***** Source records

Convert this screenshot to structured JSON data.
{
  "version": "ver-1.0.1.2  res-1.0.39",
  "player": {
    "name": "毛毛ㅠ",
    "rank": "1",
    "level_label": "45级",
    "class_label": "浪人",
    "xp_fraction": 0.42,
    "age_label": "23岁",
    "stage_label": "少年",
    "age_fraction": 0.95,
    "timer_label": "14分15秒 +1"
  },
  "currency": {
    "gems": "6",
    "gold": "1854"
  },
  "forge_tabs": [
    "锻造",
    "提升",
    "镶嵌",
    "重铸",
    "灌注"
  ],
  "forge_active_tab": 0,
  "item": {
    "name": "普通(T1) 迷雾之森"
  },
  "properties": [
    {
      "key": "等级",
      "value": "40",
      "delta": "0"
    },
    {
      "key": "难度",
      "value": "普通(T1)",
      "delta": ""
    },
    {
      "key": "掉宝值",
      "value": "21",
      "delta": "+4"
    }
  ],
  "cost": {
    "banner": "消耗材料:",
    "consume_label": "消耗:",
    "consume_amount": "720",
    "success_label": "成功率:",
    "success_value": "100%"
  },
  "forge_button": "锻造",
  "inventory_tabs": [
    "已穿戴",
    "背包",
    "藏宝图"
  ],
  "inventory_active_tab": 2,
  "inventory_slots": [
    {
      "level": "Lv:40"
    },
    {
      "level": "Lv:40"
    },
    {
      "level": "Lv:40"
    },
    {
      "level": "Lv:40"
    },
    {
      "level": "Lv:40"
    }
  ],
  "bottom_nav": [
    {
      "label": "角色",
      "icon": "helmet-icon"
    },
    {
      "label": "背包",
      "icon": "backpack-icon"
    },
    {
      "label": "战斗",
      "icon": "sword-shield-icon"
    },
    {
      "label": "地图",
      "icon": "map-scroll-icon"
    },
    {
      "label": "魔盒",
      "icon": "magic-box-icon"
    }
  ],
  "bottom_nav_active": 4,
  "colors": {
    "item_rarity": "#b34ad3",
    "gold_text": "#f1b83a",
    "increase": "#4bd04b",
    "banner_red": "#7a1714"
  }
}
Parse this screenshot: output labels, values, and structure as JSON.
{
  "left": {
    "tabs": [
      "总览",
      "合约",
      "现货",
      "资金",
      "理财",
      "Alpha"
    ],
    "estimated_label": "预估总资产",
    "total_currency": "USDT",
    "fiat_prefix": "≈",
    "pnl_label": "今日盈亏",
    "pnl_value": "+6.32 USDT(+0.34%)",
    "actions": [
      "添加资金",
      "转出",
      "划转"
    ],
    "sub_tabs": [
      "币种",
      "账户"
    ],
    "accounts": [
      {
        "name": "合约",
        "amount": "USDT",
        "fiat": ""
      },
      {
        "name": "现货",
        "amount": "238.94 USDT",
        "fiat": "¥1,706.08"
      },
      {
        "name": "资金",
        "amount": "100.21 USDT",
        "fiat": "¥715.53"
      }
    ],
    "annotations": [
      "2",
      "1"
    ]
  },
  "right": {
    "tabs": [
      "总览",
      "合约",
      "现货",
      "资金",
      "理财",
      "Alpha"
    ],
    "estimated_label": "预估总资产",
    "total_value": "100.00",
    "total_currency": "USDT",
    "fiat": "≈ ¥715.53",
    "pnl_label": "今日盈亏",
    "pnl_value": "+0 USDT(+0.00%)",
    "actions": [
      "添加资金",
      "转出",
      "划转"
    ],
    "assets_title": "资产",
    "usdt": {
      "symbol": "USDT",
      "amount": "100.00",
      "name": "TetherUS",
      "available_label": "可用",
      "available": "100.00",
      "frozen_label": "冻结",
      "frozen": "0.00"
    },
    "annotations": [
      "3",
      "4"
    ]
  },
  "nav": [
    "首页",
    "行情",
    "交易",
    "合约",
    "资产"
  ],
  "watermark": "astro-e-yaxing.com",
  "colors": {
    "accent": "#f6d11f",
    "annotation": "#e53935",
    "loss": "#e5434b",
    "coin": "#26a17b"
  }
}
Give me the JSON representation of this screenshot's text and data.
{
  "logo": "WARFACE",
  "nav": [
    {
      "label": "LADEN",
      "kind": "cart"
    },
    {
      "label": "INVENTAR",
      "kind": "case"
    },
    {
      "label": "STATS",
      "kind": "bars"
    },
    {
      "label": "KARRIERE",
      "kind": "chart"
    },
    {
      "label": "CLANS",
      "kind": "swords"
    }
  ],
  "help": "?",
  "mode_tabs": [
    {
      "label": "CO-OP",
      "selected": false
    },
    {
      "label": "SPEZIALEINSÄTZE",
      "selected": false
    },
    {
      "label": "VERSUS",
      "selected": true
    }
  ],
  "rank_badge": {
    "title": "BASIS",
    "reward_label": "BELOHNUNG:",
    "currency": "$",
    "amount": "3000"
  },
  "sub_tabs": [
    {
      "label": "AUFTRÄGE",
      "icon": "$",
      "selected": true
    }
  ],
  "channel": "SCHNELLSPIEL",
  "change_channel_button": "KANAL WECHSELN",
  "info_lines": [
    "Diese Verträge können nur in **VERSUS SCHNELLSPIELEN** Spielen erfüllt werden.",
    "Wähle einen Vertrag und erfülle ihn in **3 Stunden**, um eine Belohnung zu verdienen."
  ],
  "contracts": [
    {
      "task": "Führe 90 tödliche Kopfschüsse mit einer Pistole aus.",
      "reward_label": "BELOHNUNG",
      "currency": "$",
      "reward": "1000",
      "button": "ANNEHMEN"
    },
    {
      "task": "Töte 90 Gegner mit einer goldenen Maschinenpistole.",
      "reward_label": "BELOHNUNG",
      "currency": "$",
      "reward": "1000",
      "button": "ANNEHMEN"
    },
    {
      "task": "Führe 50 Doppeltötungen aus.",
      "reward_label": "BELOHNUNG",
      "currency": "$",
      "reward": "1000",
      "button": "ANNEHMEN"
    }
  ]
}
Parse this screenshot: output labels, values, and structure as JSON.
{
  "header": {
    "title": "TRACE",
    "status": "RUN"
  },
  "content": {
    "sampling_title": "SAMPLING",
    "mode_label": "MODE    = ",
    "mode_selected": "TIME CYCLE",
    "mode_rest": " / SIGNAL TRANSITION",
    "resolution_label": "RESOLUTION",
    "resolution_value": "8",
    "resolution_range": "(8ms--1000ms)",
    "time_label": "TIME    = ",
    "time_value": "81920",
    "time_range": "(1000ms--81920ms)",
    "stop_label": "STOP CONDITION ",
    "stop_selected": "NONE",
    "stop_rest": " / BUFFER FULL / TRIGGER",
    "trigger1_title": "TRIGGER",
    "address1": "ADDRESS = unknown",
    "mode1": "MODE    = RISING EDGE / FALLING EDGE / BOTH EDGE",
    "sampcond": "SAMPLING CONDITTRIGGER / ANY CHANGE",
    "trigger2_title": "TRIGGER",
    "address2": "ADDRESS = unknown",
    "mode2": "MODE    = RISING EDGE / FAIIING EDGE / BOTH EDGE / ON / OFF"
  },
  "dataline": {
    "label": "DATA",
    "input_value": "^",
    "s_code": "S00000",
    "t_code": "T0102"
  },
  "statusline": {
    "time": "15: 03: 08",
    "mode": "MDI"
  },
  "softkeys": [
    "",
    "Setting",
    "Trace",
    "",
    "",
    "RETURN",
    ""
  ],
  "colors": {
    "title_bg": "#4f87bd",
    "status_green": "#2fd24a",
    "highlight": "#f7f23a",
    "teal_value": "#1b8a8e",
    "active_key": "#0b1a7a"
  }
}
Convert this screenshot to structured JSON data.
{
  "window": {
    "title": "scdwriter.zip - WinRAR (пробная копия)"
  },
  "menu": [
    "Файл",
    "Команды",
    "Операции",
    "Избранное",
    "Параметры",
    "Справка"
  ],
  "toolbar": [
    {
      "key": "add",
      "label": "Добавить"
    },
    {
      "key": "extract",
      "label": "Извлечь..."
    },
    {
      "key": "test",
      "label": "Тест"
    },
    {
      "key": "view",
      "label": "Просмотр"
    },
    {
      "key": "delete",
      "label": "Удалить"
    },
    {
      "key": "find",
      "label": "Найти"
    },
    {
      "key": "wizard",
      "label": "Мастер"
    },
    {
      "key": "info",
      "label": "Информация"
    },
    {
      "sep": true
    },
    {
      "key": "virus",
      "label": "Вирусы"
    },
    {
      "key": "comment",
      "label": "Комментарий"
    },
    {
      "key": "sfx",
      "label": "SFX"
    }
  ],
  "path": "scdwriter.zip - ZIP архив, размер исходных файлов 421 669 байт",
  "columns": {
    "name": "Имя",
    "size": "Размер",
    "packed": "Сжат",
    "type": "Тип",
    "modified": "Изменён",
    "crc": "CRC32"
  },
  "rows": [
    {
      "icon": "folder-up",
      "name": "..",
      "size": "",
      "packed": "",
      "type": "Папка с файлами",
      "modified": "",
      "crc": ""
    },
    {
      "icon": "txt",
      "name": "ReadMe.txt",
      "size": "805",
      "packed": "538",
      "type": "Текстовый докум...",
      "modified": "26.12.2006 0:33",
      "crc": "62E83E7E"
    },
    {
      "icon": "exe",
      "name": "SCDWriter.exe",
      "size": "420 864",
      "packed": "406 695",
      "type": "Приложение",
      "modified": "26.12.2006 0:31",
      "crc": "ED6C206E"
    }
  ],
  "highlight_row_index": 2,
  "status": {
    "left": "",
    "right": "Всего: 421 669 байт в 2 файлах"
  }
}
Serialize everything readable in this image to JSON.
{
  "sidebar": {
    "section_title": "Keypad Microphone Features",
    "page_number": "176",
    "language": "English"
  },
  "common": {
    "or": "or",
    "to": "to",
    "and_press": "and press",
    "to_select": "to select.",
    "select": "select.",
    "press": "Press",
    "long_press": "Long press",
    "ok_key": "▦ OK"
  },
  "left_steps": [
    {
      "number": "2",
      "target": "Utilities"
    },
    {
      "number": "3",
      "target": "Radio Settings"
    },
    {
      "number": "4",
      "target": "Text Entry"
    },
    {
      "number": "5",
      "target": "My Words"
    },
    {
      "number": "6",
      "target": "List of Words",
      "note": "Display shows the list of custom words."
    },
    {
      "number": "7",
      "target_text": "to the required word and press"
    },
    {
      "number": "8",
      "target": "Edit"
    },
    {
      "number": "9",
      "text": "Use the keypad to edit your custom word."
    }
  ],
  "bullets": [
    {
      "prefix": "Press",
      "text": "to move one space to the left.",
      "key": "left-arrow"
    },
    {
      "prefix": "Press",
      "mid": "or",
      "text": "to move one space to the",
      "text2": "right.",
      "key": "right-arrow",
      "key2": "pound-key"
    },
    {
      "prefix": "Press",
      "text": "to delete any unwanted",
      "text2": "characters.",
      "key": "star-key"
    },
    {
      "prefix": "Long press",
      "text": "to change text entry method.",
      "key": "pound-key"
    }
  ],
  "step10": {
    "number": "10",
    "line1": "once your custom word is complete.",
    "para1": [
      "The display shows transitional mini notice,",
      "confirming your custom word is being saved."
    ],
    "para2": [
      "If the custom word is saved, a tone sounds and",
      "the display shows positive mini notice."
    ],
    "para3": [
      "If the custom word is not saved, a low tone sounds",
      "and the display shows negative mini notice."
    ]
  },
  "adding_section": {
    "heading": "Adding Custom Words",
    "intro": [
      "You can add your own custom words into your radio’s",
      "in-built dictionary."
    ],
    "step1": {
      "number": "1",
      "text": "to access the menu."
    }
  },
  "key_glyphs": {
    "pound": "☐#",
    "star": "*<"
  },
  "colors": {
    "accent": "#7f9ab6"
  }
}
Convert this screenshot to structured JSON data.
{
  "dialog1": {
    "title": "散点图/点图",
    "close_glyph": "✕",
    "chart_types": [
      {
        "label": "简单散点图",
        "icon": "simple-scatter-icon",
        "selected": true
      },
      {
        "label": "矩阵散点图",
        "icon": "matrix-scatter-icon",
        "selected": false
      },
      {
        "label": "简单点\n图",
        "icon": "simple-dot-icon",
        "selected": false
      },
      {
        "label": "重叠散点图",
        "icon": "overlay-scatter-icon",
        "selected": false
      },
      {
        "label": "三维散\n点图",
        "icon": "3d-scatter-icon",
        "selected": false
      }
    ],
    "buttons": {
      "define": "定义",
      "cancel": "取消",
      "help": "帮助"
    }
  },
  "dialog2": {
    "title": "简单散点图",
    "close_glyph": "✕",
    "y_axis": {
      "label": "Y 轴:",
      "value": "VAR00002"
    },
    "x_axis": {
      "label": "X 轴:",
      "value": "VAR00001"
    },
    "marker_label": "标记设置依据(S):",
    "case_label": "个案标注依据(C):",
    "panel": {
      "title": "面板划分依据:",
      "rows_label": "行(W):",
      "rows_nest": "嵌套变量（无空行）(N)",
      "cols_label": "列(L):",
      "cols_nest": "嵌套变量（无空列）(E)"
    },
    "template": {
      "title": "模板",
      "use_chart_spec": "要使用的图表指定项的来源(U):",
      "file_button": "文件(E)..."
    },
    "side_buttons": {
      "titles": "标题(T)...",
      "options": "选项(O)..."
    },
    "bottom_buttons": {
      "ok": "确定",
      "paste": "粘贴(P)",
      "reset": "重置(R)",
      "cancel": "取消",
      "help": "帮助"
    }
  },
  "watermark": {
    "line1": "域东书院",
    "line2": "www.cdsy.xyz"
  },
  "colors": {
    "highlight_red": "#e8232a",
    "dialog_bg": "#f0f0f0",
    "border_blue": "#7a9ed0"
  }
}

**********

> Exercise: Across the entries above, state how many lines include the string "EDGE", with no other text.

> Exercise response: 2